The Kotahitanga movement was an autonomous Māori Parliament convened annually from 1892 until 1902. Though not recognised by the New Zealand government the Māori Parliament was an influential body while it lasted.
The 'Whare o Raro' or lower house of the Kotahitanga Parliament formed from the 1893 sitting at Waipatu, Hawke's Bay. The parliament had met from 1892 to 1902 in locations around the North Island. It had an informal meeting at Waitangi in 1892, and then met with elected members at Waipatu in 1892 and 1893.
From 1894 the Māori parliament sat at Pākirikiri near Gisborne and Rotorua, with further sittings in 1900 and 1901. The 1896 meeting was at Tokaanu, Taupō, then sat at Pāpāwai, Greytown for two years. The final sitting was at Waiōmatatini on the East Coast of the North Island.
Te Kotahitanga was distinct from Te Kauhanganui, the Māori parliament established by the Kingitanga movement in the late 1880s, because it called for the union of all Māori tribes, whereas Te Kauhanganui was convened by and for the hapū of the Waikato-Tainui region. In 1895 the two movements considered merging, but this ultimately failed.
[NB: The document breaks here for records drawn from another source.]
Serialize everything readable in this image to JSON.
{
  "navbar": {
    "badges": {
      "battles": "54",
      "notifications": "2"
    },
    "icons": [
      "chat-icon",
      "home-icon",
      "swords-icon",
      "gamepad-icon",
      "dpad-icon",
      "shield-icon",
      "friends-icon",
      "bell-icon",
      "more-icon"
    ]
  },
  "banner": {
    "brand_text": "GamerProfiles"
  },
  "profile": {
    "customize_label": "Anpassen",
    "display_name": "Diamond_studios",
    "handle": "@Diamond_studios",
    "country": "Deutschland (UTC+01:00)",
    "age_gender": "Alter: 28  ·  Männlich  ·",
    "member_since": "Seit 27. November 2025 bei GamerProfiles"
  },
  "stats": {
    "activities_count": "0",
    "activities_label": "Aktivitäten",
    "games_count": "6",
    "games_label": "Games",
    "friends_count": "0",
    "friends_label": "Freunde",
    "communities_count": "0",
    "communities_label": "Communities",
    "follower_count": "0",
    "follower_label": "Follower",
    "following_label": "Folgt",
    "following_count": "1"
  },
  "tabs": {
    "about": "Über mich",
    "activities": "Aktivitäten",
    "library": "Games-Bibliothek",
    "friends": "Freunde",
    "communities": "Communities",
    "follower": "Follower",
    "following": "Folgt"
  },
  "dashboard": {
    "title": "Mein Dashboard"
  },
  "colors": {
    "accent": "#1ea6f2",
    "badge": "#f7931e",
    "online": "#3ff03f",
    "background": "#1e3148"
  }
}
By 1902 its role was largely superseded by the Māori Councils established by James Carroll and Hone Heke Ngapua through the Māori Councils Act 1900. As a result, Kotahitanga members unanimously voted for its dissolution at the 10th Parliament at Waiōmatatini in 1902.